A. Unfortunately, it’s almost impossible to add anything to oil pastels to make them dry faster without losing the special character of the medium. Drying time will vary according to the ingredients in the binder and the thickness of the paint films, but essentially the drying process occurs by the oxidation of the oil, and like oil paints they should generally be given between six months and a year to dry.
Some manufacturers sell a blender, or an unpigmented stick of the vehicle that dries a little faster and can be blended in with your colored sticks. But driers can damage oil paint films as the paints age (consider oil pastels to be semisolid oil paints): They can cause cracking of the films and darkening of the colors. For this reason I think it’s best to avoid using driers in any paint, and I recommend against it.
As for varnishing, any surface coating that’s harder than the inherently soft oil pastel will be subject to cracking as the paint continues to move beneath the increasingly rigid coating. But if the brand you’re using is a true oil pastel, with little or no added waxes, then you should be able to apply a light coating of a spray varnish after the painting dries for about a year (or longer for a very thick painting).
To avoid damage to the surfaces of your paintings during shipping, be sure to frame them. Then, as long as the front of the frame projects beyond the picture plane, simply attach a stiff covering of Masonite or heavy corrugated cardboard to protect the delicate surface of the painting. (It’s also a good idea to protect the rear of the painting this way.) This whole package can then be easily crated and shipped.

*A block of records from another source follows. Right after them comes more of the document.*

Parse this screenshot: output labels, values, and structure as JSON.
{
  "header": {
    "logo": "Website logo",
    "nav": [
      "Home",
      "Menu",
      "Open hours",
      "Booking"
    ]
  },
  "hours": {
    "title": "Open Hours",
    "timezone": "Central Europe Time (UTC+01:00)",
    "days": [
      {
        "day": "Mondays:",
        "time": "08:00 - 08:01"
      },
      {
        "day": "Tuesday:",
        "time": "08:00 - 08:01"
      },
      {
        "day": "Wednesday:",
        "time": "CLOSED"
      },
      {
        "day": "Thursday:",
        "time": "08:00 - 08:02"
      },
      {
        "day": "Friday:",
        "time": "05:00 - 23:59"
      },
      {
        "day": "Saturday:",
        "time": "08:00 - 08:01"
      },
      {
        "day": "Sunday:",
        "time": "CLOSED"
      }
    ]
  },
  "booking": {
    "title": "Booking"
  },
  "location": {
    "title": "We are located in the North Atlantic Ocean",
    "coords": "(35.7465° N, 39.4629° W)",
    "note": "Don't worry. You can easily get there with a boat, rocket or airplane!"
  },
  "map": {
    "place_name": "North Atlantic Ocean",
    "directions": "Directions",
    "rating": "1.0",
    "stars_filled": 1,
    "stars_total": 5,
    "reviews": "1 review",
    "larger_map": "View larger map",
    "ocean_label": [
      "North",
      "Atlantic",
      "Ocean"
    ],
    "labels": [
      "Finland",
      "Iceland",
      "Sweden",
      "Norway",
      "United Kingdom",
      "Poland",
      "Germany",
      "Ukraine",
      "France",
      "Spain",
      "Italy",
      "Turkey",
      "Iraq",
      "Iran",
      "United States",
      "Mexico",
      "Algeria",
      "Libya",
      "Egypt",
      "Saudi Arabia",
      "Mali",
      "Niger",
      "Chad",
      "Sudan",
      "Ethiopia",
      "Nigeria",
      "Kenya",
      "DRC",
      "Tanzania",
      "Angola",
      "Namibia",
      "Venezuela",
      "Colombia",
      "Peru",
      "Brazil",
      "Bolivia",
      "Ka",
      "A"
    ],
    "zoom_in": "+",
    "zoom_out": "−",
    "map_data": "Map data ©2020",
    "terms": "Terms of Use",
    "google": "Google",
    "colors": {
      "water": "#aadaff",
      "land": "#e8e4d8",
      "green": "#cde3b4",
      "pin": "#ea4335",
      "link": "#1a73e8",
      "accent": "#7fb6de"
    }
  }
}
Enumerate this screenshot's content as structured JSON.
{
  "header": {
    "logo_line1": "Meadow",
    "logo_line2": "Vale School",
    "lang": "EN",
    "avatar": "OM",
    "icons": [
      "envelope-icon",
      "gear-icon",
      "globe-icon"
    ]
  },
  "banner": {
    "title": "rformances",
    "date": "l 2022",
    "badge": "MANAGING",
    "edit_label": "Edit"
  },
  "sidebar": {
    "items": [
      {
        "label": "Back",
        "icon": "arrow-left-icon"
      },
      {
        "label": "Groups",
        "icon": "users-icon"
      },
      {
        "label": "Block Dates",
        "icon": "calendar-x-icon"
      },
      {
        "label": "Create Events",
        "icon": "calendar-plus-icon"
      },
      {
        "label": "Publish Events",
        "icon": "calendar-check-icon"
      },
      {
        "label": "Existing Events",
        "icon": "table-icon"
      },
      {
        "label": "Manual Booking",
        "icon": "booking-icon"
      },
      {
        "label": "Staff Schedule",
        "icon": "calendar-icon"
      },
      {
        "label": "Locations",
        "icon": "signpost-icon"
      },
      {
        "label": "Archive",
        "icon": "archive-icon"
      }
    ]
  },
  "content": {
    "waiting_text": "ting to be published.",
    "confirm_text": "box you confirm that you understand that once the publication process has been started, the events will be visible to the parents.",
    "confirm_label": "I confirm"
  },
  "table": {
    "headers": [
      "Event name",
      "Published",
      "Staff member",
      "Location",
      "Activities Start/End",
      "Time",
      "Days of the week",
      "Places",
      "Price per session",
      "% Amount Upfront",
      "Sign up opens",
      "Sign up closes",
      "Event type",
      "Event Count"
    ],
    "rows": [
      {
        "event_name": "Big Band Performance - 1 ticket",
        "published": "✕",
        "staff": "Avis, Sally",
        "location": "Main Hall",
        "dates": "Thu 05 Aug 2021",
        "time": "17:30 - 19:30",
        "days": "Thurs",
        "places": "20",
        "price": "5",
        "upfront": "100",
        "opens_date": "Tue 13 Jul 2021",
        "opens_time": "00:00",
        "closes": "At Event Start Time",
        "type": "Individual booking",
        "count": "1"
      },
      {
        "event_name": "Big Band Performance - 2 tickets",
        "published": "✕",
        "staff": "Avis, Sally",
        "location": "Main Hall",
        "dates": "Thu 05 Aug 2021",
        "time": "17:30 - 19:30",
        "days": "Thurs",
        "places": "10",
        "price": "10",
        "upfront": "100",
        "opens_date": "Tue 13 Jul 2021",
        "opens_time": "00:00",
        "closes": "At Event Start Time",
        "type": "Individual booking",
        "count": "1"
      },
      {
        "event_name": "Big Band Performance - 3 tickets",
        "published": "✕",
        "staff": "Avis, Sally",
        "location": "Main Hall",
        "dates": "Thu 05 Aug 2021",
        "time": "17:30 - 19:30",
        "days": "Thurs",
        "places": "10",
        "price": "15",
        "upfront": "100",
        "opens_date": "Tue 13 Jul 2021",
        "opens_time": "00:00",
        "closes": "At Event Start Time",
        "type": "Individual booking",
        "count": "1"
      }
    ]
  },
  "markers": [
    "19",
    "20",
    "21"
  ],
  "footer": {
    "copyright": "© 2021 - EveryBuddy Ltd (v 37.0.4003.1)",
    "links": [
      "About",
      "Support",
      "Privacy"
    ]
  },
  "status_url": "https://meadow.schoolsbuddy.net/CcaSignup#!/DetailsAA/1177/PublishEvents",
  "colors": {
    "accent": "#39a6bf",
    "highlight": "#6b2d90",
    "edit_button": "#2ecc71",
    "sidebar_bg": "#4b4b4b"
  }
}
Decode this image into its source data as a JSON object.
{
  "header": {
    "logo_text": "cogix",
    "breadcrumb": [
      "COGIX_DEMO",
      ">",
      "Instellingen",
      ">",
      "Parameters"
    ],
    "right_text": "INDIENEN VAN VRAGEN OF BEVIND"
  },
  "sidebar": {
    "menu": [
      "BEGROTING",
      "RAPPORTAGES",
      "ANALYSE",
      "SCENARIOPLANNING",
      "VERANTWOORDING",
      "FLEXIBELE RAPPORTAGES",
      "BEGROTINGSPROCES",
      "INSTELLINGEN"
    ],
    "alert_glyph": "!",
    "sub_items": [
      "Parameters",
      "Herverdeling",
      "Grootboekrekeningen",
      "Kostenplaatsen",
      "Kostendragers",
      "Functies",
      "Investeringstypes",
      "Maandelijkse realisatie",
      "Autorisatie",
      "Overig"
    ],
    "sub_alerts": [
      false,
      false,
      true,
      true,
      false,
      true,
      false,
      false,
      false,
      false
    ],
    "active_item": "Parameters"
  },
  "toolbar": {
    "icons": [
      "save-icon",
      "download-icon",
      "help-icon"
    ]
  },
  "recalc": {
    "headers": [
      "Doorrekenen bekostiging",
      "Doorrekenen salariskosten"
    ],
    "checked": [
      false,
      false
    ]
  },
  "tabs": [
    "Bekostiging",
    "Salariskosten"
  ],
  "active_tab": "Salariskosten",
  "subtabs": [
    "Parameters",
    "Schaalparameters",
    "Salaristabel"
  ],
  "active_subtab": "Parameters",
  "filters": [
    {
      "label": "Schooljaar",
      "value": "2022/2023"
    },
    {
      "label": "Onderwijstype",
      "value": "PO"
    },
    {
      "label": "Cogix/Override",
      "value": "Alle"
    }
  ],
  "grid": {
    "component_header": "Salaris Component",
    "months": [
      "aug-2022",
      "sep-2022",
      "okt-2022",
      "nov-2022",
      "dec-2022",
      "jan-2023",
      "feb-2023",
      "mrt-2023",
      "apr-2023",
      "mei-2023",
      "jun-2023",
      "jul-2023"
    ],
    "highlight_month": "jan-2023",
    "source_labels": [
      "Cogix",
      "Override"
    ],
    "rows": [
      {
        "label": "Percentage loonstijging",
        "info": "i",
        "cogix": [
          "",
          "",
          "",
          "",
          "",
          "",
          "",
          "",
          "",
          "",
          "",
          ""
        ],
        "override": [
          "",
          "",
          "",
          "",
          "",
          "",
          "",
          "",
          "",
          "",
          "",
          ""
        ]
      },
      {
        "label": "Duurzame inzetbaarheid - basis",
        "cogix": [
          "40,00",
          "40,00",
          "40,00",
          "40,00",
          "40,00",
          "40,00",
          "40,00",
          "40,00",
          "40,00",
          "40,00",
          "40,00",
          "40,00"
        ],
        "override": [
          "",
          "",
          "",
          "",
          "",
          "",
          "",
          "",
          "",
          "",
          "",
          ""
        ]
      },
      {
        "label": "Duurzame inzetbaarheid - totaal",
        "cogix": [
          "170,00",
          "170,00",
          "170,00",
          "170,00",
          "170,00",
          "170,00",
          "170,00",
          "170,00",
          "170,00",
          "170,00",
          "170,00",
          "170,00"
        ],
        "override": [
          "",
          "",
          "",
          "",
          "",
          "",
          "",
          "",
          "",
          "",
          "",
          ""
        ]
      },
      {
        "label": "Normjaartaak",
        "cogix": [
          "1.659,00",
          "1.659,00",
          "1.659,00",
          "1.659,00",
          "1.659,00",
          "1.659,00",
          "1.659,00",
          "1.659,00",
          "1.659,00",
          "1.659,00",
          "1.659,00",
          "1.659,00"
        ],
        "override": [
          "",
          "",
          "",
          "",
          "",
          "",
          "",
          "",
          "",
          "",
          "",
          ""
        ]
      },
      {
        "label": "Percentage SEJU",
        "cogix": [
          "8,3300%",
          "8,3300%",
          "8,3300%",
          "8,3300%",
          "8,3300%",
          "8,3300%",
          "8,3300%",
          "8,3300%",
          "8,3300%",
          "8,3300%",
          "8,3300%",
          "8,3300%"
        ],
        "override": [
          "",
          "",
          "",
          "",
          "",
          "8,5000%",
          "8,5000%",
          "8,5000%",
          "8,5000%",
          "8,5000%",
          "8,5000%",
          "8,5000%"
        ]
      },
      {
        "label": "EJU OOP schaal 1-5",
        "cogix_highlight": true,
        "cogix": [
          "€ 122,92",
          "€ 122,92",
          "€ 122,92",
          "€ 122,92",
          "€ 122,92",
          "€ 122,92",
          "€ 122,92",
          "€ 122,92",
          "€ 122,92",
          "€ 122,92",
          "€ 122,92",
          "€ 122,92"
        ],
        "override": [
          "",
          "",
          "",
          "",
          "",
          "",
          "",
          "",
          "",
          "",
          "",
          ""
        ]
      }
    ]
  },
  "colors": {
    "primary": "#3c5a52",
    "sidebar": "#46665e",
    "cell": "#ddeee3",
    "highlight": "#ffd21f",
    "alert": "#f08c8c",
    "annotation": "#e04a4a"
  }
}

Mark Gottsegen is an associate professor of art at the University of North Carolina at Greensboro.